August 14, 2015

Personalized cancer treatment requires complex clinical laboratory testing to determine a tumour’s genetic profile. The Princess Margaret Cancer Centre, a leader in providing this testing for its patients, and LifeLabs Medical Laboratory Services have begun working together to expand this testing capacity to more Canadians.

The Princess Margaret Cancer Centre (PMCC) has teamed up with Ontario-based LifeLabs Medical Laboratory Services (LifeLabs) to expand the availability of cancer genome profiling across Canada, with funding from Genome Canada. This will improve access to personalized cancer treatment for patients across the country.

Cancer genome profiling is emerging as an essential step in modern cancer care. The percentage of patients whose tumours were driven by genetic mutations that could be targets for tailored cancer therapeutics range from 21% (head and neck tumours) up to 73% (melanoma), according to a Personalized Medicine Coalition report. In fact, tumour classification is changing from being based on the tissue of origin to being based on the underlying genomic alterations, making it critical that patients across the country have equal and timely access to appropriate testing. And as discussed in an accompanying article “Can personalized cancer care be cost-effective?” this type of testing can lead to better outcomes as well as save healthcare dollars.
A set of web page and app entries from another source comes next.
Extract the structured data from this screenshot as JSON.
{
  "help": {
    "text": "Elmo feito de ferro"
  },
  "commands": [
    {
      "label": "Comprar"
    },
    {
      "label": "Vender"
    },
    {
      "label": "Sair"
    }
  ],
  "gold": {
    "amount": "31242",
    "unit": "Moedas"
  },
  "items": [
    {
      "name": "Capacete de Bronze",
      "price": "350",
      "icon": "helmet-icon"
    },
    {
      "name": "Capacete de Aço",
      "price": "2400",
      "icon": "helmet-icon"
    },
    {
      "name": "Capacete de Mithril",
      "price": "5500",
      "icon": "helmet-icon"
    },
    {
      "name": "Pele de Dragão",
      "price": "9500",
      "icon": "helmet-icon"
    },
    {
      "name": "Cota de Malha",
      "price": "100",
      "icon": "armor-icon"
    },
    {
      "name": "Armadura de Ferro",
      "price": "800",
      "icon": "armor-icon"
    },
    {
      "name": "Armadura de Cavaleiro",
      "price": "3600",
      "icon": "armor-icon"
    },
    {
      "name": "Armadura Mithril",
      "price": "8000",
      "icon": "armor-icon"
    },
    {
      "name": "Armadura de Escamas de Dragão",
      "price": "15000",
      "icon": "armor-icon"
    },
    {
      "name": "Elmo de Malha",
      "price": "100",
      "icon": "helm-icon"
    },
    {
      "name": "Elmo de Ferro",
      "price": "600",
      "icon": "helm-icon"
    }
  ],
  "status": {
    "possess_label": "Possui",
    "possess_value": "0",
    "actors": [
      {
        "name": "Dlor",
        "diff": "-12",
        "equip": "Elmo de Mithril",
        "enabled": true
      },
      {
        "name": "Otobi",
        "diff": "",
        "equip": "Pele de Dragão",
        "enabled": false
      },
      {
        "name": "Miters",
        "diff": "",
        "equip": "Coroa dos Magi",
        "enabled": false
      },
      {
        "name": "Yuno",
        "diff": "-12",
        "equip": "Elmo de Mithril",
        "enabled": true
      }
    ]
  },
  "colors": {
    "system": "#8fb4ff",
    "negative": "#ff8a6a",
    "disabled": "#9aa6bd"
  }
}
Major treatment centres such as the PMCC have been at the forefront of developing and applying new tumour genetic profiling tests for their patients. However, access to these tests outside such major cancer centres is difficult due to the complexity of the tests.

For this project, Dr. Suzanne Kamel-Reid at the PMCC and team will combine their expertise in next-generation sequencing for clinical tumour profiling with LifeLabs’ expertise in specimen collection, their transportation network and logistics capabilities. They will also develop a secure cloud-based cancer genome analysis infrastructure to be able to store and share information between the two groups. The combined expertise and resources will expand the availability of such tests across Canada including rural areas and community hospitals.

By: Kathryn Deuchars, Director, Ontario Personalized Medicine Network